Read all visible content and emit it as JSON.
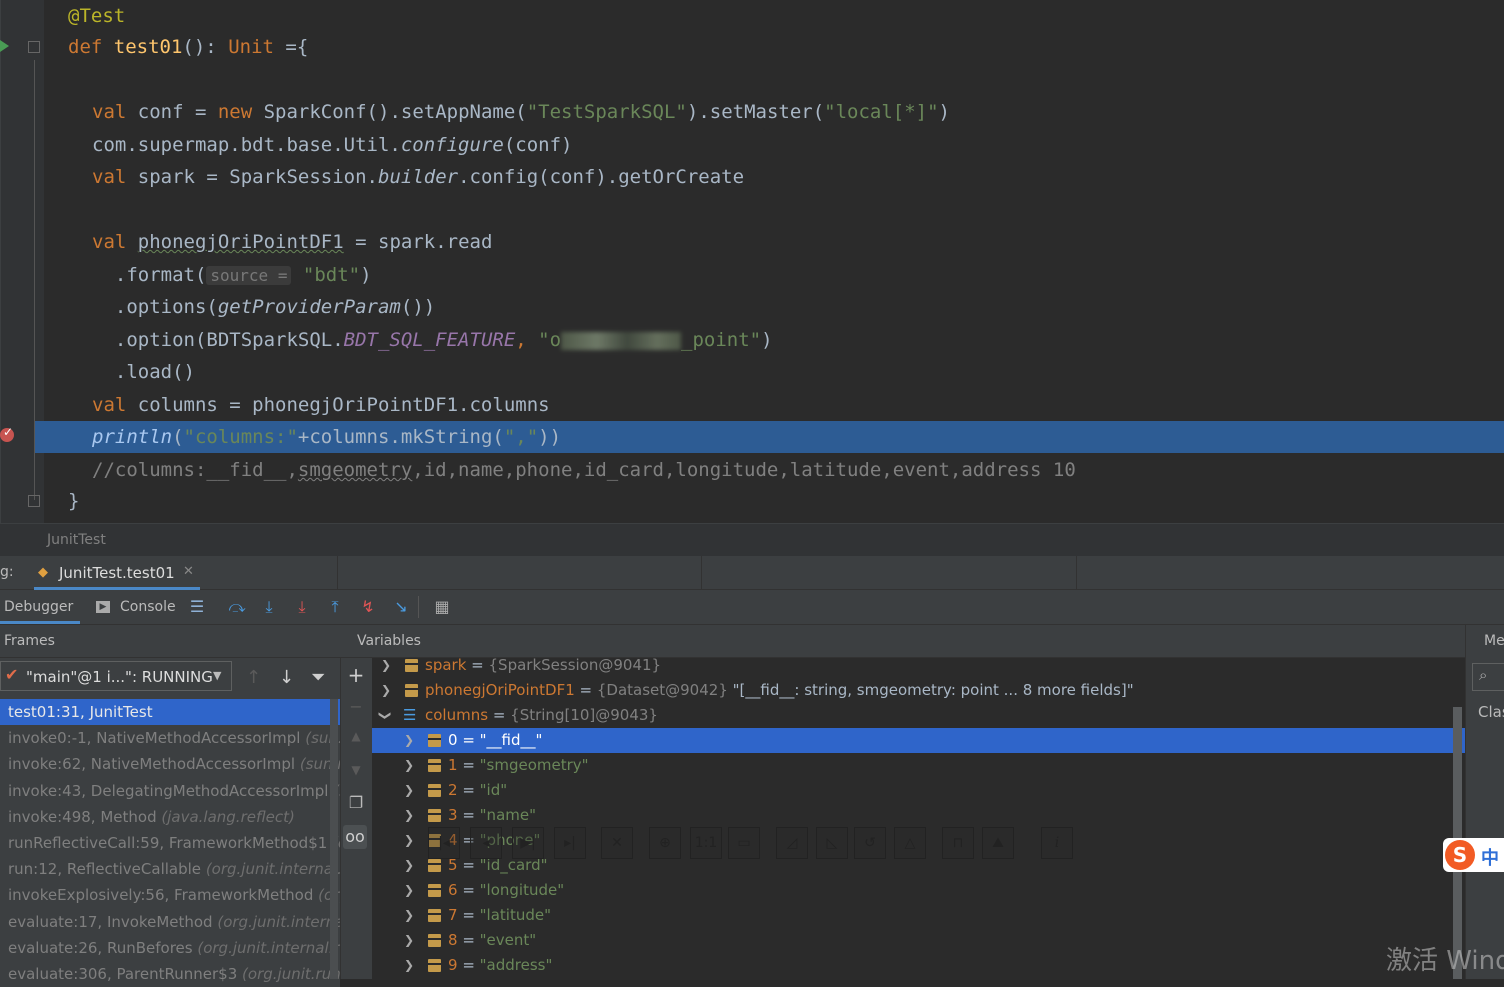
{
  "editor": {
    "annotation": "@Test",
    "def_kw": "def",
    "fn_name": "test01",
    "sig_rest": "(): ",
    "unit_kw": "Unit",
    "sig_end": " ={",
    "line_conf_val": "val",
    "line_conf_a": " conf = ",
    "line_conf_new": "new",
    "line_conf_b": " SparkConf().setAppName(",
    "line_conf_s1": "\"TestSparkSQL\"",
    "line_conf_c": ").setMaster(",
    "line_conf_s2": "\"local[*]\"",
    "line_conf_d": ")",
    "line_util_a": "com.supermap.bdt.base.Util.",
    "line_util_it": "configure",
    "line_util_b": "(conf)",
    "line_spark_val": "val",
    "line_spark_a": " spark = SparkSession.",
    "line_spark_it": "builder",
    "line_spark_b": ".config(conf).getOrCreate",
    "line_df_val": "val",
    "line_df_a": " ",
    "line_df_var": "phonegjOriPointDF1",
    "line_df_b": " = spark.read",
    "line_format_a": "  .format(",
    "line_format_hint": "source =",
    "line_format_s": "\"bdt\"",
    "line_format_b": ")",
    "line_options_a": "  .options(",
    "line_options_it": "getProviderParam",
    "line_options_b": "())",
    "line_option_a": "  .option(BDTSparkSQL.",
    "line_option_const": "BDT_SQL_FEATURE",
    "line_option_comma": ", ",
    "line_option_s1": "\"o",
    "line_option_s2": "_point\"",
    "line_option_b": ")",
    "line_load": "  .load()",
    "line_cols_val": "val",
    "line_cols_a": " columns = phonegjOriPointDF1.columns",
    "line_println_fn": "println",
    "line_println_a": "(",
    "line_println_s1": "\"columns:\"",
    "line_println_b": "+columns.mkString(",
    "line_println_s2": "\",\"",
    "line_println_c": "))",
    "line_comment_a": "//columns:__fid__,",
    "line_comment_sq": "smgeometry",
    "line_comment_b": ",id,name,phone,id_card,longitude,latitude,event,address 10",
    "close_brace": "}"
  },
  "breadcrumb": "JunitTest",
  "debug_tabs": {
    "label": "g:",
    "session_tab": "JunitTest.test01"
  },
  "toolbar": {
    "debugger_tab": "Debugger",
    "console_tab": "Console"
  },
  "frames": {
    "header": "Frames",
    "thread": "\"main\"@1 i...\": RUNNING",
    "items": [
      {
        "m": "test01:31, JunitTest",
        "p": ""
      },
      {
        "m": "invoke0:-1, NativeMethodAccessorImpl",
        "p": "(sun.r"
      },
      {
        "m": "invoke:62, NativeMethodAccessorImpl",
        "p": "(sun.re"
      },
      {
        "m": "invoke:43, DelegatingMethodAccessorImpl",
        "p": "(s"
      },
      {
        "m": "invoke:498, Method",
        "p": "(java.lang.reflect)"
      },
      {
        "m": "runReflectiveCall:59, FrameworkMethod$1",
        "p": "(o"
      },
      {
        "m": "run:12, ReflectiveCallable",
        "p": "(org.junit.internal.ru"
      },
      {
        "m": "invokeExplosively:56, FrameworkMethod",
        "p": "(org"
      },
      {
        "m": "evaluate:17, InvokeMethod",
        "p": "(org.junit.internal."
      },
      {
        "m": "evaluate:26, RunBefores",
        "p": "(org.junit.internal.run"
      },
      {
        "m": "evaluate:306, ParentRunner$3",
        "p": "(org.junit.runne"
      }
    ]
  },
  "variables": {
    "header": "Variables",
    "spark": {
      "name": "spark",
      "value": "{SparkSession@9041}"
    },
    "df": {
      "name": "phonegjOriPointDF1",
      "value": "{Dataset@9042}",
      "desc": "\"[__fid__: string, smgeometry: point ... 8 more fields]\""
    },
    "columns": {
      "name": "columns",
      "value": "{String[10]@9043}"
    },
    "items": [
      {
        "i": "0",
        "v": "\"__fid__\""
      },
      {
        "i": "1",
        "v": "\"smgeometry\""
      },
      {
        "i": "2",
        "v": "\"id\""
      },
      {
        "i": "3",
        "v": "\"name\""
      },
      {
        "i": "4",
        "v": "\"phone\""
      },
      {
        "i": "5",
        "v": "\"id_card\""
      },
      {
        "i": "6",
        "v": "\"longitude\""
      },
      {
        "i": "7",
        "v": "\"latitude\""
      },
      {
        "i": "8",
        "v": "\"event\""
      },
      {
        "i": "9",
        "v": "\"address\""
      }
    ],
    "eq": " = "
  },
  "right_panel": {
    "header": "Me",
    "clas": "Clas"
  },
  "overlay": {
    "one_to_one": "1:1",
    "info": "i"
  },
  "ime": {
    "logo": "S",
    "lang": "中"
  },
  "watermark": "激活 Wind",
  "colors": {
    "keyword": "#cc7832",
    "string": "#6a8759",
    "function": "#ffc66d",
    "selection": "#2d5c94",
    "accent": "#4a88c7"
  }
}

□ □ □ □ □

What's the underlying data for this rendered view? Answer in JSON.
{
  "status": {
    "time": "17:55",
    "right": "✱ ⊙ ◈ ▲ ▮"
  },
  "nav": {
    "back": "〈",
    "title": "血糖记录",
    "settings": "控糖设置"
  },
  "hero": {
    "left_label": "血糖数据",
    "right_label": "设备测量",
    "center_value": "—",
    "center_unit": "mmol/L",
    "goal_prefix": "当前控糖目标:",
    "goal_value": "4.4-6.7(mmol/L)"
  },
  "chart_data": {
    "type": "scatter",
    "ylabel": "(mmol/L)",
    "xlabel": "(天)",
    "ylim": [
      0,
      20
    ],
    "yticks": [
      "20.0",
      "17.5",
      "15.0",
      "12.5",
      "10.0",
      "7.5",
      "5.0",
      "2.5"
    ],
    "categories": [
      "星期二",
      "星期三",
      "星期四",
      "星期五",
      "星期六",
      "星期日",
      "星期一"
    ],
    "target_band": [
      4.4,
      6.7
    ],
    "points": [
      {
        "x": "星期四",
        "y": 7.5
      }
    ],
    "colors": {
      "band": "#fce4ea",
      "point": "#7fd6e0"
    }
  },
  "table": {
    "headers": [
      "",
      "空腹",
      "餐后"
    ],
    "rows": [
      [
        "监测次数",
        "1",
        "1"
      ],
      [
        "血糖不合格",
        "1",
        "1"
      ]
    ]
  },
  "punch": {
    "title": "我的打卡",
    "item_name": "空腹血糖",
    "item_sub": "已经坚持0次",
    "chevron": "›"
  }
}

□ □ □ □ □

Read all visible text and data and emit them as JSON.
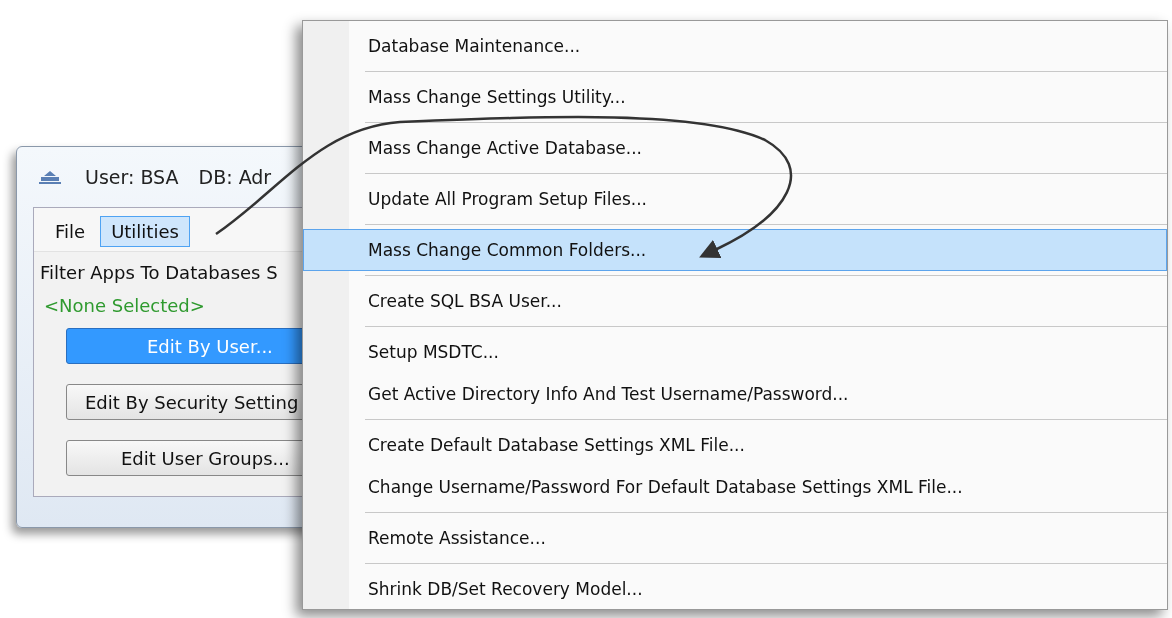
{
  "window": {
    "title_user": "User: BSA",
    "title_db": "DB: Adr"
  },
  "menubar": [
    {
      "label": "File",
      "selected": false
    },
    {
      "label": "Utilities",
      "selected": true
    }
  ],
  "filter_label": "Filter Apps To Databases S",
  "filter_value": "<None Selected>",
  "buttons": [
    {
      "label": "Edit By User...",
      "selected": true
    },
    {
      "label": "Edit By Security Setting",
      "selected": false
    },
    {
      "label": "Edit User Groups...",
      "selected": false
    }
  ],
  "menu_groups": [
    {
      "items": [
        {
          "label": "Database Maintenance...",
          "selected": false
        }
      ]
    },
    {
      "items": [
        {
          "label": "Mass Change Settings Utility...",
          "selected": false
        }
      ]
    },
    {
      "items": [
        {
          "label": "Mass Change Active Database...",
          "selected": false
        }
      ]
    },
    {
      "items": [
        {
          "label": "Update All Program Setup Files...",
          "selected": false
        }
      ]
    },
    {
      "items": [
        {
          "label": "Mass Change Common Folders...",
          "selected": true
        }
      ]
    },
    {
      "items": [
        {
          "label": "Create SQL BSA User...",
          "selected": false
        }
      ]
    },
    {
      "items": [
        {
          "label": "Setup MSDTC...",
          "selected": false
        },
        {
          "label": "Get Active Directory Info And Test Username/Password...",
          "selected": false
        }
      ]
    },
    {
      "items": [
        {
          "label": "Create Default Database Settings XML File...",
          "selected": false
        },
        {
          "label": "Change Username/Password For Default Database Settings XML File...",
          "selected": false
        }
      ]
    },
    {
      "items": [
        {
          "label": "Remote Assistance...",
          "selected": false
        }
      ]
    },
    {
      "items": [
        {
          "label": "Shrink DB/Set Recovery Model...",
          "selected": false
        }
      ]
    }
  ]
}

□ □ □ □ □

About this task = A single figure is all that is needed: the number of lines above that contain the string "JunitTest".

Solution to the problem = 3